- WHAT YOU HAVE TO DO -
Search the records for the word "JSON" and report each line that has it.

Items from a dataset

------------------------

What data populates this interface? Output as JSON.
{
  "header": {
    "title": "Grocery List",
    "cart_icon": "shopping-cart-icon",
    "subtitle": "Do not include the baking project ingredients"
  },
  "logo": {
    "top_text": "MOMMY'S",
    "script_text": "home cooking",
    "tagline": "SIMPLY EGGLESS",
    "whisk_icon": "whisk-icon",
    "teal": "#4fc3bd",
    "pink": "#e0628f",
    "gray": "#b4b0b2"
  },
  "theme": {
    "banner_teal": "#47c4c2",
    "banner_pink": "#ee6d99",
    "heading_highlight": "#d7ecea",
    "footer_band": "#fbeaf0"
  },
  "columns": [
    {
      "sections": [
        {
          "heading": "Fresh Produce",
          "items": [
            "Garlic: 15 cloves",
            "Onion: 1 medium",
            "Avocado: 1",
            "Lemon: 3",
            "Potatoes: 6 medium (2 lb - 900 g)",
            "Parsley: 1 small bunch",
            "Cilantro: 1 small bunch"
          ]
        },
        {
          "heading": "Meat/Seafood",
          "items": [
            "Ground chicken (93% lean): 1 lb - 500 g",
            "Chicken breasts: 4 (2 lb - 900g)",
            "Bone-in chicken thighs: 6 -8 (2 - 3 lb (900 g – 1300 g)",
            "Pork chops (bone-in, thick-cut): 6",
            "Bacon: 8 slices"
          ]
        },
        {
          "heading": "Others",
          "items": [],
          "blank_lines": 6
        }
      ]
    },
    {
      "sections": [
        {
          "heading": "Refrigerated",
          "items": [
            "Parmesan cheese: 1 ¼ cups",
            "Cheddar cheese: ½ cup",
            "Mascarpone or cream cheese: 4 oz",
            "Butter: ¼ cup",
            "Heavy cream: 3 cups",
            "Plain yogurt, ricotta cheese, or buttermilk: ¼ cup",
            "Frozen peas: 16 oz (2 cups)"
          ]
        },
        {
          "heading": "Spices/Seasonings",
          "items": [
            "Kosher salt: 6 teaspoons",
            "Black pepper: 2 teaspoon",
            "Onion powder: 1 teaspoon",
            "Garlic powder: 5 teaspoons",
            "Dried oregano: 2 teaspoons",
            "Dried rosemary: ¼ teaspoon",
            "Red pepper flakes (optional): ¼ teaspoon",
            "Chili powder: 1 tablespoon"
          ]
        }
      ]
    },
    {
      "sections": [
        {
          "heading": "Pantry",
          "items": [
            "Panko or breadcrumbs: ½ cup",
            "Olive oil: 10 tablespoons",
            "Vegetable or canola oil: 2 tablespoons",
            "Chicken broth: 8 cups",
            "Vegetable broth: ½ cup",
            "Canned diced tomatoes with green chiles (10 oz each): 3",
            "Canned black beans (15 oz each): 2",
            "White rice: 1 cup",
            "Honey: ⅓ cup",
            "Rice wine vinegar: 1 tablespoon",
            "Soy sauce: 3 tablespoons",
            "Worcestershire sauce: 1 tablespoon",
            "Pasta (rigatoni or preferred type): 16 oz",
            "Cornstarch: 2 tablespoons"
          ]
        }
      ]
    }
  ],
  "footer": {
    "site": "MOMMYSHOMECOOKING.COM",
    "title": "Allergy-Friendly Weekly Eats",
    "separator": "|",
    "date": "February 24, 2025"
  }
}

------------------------

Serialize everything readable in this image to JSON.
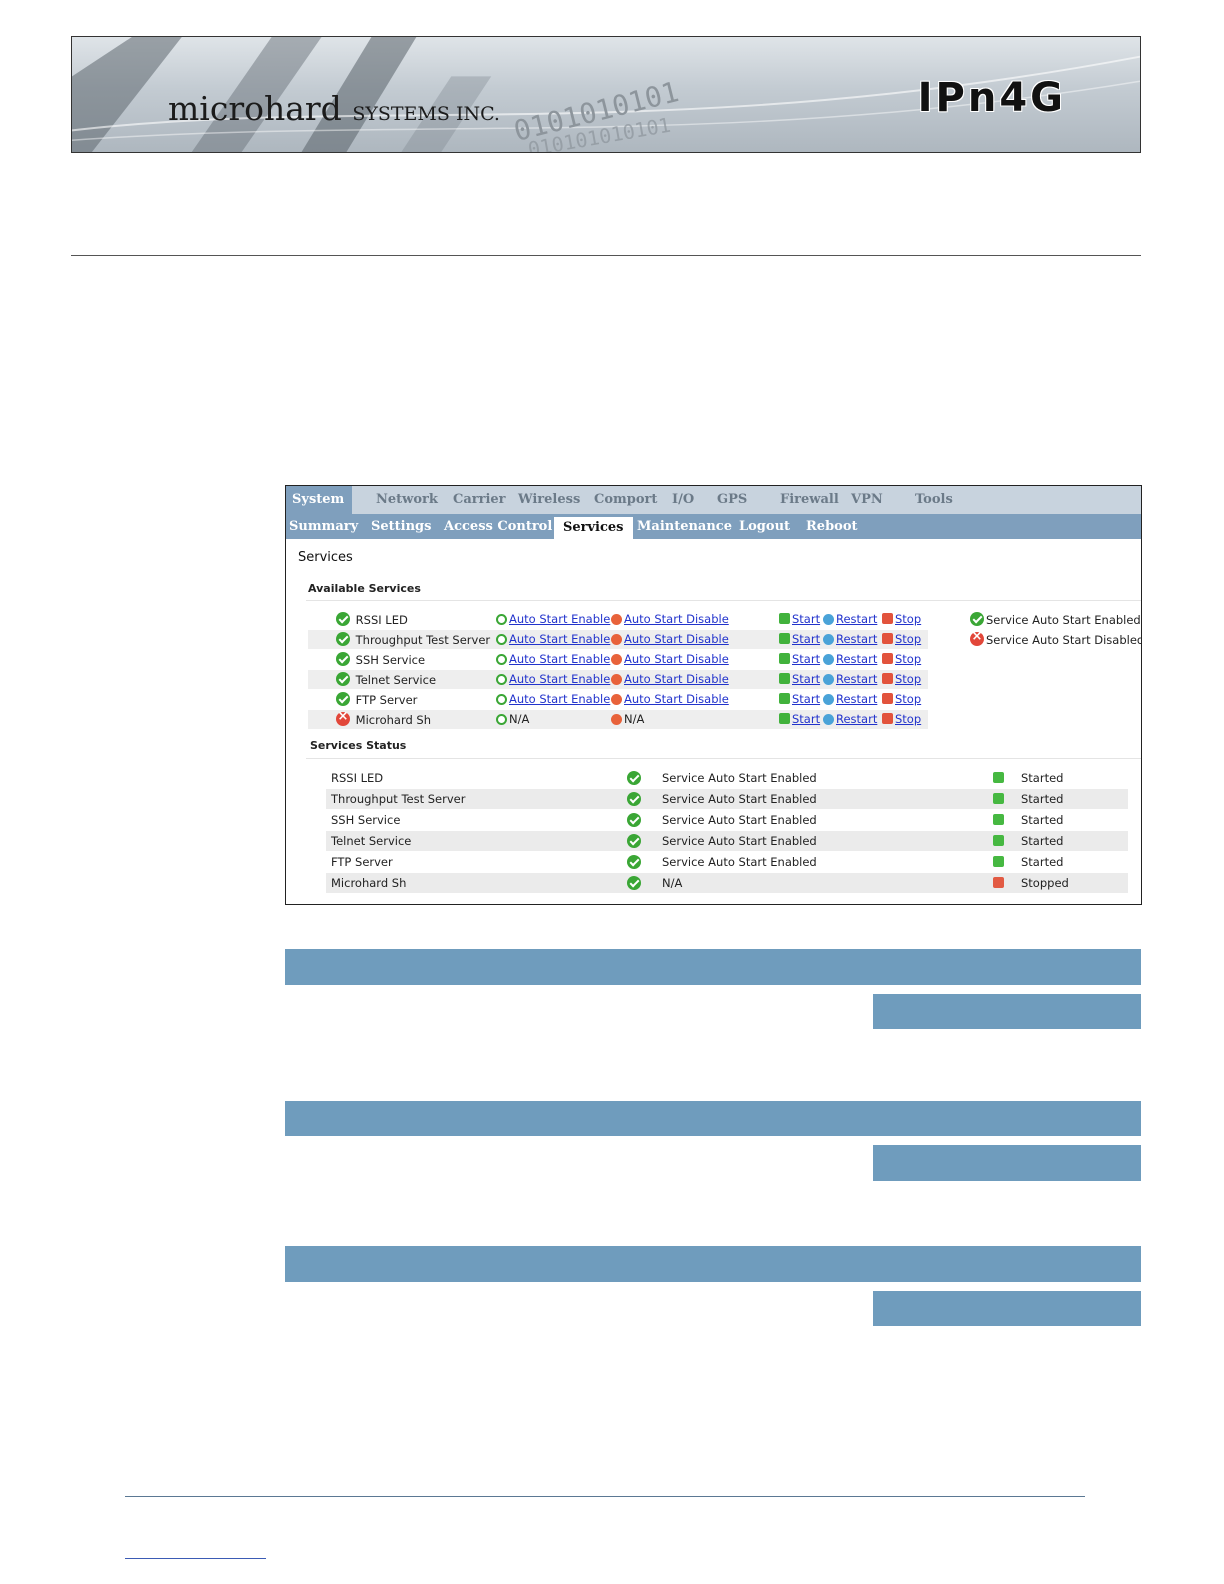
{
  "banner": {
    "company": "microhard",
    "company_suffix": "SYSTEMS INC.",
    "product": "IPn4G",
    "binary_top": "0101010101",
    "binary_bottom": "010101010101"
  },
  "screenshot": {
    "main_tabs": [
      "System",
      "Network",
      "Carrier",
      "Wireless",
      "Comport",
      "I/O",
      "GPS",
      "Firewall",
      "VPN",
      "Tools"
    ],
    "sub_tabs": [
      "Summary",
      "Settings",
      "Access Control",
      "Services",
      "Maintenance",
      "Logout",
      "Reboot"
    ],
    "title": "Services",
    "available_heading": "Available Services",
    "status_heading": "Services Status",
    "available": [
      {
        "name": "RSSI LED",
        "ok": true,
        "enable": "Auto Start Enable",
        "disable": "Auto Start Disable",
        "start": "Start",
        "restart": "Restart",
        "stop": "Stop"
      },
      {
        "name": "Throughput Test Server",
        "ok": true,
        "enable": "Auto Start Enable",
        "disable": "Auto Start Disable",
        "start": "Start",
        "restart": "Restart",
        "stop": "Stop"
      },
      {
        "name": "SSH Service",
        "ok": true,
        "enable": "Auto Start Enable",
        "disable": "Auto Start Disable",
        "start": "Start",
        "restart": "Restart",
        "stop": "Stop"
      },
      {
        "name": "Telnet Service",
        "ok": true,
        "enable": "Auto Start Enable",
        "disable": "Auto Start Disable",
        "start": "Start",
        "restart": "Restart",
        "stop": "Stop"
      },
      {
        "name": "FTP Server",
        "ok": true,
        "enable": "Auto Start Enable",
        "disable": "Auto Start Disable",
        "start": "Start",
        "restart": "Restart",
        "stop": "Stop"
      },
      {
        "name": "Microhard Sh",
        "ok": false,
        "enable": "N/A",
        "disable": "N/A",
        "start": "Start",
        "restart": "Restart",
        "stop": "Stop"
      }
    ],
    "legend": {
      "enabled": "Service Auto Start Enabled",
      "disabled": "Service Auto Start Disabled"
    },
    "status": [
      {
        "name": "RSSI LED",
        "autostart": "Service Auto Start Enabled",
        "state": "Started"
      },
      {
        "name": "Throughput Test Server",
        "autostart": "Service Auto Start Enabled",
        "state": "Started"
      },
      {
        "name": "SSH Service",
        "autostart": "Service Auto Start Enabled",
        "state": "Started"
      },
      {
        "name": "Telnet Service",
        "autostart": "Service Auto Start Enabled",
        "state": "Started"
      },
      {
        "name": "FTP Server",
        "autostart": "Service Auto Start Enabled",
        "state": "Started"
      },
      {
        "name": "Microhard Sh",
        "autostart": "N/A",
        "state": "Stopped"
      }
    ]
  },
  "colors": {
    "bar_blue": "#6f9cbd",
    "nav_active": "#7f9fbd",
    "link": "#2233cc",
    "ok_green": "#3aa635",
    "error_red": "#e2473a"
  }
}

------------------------

- RESPONSE TO THIS EXERCISE -
What data populates this interface? Output as JSON.
Serialize everything readable in this image to JSON.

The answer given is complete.